[[ RECORDS PROVIDED open ]]

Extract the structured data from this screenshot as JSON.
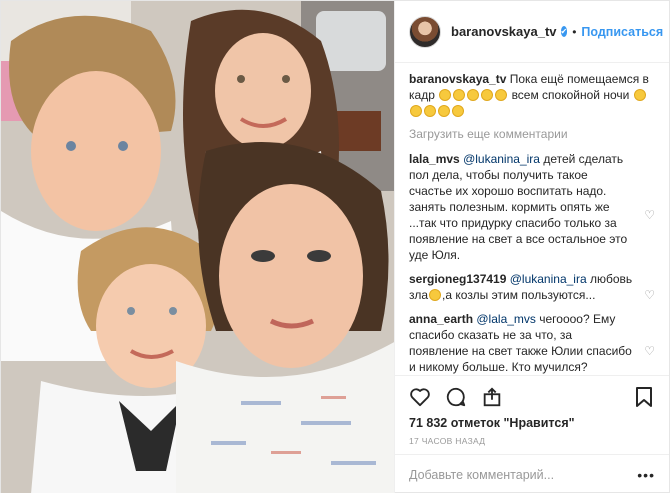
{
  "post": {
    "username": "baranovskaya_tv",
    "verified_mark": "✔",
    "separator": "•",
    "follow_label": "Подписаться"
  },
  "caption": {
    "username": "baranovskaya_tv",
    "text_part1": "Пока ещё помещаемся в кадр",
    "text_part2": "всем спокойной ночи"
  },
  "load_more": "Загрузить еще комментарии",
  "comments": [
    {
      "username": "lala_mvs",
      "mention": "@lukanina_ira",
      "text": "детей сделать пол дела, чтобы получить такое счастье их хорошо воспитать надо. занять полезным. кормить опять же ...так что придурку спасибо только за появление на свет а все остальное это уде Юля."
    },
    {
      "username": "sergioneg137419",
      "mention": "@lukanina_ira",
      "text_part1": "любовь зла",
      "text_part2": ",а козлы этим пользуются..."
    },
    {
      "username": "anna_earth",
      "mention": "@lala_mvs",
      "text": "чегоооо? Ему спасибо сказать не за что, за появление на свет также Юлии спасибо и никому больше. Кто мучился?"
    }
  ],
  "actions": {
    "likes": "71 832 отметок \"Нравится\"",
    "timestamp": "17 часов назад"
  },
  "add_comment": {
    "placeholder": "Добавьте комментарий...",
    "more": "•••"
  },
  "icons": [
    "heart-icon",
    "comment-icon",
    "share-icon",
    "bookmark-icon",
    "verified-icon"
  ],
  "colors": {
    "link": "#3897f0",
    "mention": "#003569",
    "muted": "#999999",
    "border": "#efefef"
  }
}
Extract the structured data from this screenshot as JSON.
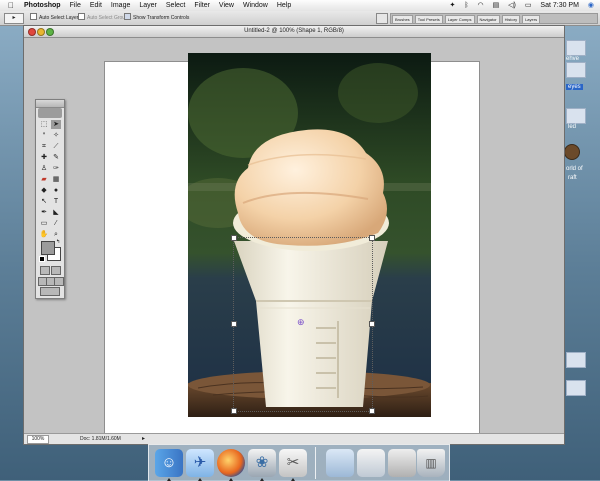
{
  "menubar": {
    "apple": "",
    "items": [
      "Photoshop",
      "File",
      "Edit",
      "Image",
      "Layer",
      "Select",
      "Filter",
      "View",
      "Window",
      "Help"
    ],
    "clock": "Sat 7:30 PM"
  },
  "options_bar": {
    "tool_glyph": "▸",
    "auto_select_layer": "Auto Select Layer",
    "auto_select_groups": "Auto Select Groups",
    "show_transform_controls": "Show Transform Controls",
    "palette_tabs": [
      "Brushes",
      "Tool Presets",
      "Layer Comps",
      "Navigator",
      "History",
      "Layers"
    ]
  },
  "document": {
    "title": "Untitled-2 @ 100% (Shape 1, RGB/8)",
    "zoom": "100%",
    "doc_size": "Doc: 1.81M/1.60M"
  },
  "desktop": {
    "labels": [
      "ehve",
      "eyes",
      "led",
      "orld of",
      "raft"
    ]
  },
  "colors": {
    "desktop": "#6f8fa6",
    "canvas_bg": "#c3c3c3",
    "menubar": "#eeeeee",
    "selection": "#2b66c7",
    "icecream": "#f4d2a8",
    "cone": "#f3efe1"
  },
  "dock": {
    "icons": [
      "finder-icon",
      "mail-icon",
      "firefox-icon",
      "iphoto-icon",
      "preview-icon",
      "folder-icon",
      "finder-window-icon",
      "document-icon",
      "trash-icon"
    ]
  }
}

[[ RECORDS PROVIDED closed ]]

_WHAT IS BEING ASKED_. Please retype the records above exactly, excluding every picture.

_TASK OUTPUT_.
Extract the structured data from this screenshot as JSON.
{
  "post": {
    "username": "baranovskaya_tv",
    "verified_mark": "✔",
    "separator": "•",
    "follow_label": "Подписаться"
  },
  "caption": {
    "username": "baranovskaya_tv",
    "text_part1": "Пока ещё помещаемся в кадр",
    "text_part2": "всем спокойной ночи"
  },
  "load_more": "Загрузить еще комментарии",
  "comments": [
    {
      "username": "lala_mvs",
      "mention": "@lukanina_ira",
      "text": "детей сделать пол дела, чтобы получить такое счастье их хорошо воспитать надо. занять полезным. кормить опять же ...так что придурку спасибо только за появление на свет а все остальное это уде Юля."
    },
    {
      "username": "sergioneg137419",
      "mention": "@lukanina_ira",
      "text_part1": "любовь зла",
      "text_part2": ",а козлы этим пользуются..."
    },
    {
      "username": "anna_earth",
      "mention": "@lala_mvs",
      "text": "чегоооо? Ему спасибо сказать не за что, за появление на свет также Юлии спасибо и никому больше. Кто мучился?"
    }
  ],
  "actions": {
    "likes": "71 832 отметок \"Нравится\"",
    "timestamp": "17 часов назад"
  },
  "add_comment": {
    "placeholder": "Добавьте комментарий...",
    "more": "•••"
  },
  "icons": [
    "heart-icon",
    "comment-icon",
    "share-icon",
    "bookmark-icon",
    "verified-icon"
  ],
  "colors": {
    "link": "#3897f0",
    "mention": "#003569",
    "muted": "#999999",
    "border": "#efefef"
  }
}
Extract the structured data from this screenshot as JSON.
{
  "menubar": {
    "apple": "",
    "items": [
      "Photoshop",
      "File",
      "Edit",
      "Image",
      "Layer",
      "Select",
      "Filter",
      "View",
      "Window",
      "Help"
    ],
    "clock": "Sat 7:30 PM"
  },
  "options_bar": {
    "tool_glyph": "▸",
    "auto_select_layer": "Auto Select Layer",
    "auto_select_groups": "Auto Select Groups",
    "show_transform_controls": "Show Transform Controls",
    "palette_tabs": [
      "Brushes",
      "Tool Presets",
      "Layer Comps",
      "Navigator",
      "History",
      "Layers"
    ]
  },
  "document": {
    "title": "Untitled-2 @ 100% (Shape 1, RGB/8)",
    "zoom": "100%",
    "doc_size": "Doc: 1.81M/1.60M"
  },
  "desktop": {
    "labels": [
      "ehve",
      "eyes",
      "led",
      "orld of",
      "raft"
    ]
  },
  "colors": {
    "desktop": "#6f8fa6",
    "canvas_bg": "#c3c3c3",
    "menubar": "#eeeeee",
    "selection": "#2b66c7",
    "icecream": "#f4d2a8",
    "cone": "#f3efe1"
  },
  "dock": {
    "icons": [
      "finder-icon",
      "mail-icon",
      "firefox-icon",
      "iphoto-icon",
      "preview-icon",
      "folder-icon",
      "finder-window-icon",
      "document-icon",
      "trash-icon"
    ]
  }
}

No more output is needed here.